Page 188 - Dear Madam : I have been shown in the files of the War Department a statement of the Adjutant-General of Massachusetts that you are the mother of five sons who have died gloriously on the field of battle. I feel how weak and fruitless must be any words of mine which should attempt to beguile you from the grief of a loss so overwhelming.
Page 186 - This morning, as for some days past, it seems exceedingly probable that this Administration will not be re-elected. Then it will be my duty to so cooperate with the President-elect, as to save the Union between the election and the inauguration ; as he will have secured his election on such ground that he cannot possibly save it afterwards.
Page 225 - Let us discard such ideas. The strongest position a soldier should desire to occupy is one from which he can most easily advance against the enemy. Let us study the probable lines of retreat of our opponents, and leave our own to take care of themselves.
Page 362 - If the people raise a howl against my barbarity and cruelty, I will answer that war is war, and not popularity-seeking. If they want peace, they and their relatives must stop the war.
Page 7 - And furthermore, as president of the Board of Supervisors, I beg you to take immediate steps to relieve me as superintendent, the moment the State determines to secede, for on no earthly account will I do any act or think any thought hostile to or in defiance of the old Government of the United States.
Page 184 - He brought out a map of Virginia on which he had evidently marked every position occupied by the Federal and Confederate armies up to that time. He pointed out on the map two streams ; which empty into the Potomac, and suggested that the army might be moved on boats and landed between the mouths of these streams. We would then have the Potomac to bring our supplies, and the tributaries would protect our flanks while we moved out. I listened respectfully, but did not suggest that the same streams...
Page 349 - Harbor no advantage whatever was gained to compensate for the heavy loss we sustained. Indeed, the advantages other than those of relative losses, were on the Confederate side.
Page 390 - The perspiration came out in large drops on his forehead, and he did not attempt to conceal his distress.

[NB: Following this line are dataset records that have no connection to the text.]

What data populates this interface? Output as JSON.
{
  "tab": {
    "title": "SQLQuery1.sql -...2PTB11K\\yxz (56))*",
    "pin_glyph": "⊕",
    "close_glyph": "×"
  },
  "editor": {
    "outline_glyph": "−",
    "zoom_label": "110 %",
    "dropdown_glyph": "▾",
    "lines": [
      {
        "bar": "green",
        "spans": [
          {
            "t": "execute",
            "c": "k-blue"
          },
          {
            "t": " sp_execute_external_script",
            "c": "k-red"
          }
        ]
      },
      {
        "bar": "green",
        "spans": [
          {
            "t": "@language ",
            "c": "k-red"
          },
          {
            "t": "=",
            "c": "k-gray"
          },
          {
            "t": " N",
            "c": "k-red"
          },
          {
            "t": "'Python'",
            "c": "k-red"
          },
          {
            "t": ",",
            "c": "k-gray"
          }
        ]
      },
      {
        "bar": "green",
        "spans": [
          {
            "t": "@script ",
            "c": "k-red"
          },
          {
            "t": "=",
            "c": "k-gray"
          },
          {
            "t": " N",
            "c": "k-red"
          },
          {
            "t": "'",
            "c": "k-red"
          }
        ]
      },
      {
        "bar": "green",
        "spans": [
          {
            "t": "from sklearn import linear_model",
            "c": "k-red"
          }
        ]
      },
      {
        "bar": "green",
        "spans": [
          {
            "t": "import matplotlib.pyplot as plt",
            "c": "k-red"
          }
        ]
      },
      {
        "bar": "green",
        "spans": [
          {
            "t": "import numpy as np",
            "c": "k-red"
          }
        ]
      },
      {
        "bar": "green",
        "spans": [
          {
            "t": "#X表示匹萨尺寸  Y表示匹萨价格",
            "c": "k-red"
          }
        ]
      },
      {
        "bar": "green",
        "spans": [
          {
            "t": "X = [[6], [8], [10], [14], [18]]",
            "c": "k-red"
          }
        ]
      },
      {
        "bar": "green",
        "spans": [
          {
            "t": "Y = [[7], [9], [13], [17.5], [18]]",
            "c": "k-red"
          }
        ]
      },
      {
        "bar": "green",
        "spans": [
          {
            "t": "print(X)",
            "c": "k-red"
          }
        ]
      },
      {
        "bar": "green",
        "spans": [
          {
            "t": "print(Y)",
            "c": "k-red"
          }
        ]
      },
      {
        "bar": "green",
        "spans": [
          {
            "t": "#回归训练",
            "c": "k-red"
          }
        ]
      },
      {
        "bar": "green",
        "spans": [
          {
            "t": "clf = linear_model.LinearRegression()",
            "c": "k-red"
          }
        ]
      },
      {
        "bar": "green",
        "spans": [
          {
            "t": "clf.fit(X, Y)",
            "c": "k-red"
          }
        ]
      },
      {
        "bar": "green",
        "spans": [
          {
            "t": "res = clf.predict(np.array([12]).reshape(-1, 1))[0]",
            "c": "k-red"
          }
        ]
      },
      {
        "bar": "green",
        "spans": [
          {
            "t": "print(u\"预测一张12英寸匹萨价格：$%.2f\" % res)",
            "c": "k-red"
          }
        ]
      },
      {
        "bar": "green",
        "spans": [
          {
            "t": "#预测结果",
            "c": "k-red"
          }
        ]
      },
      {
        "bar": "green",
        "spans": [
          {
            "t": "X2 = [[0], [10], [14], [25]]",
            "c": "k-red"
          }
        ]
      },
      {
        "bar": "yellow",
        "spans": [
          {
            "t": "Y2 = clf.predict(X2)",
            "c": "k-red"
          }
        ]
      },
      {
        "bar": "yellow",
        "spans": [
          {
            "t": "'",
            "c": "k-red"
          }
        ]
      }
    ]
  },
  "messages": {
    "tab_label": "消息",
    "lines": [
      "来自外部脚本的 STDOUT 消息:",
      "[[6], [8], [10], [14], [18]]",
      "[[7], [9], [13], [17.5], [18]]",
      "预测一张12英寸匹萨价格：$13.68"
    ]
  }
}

He denounced the act as a disgrace to the age, and hoped I did not charge it to the Confederate Government. I told him I .could not believe that he or General Lee, or the officers of the Confederate army, could possibly be privy to acts of assassination ; but I would not say as much for Jeff. Davis, George Sanders, and men of that stripe.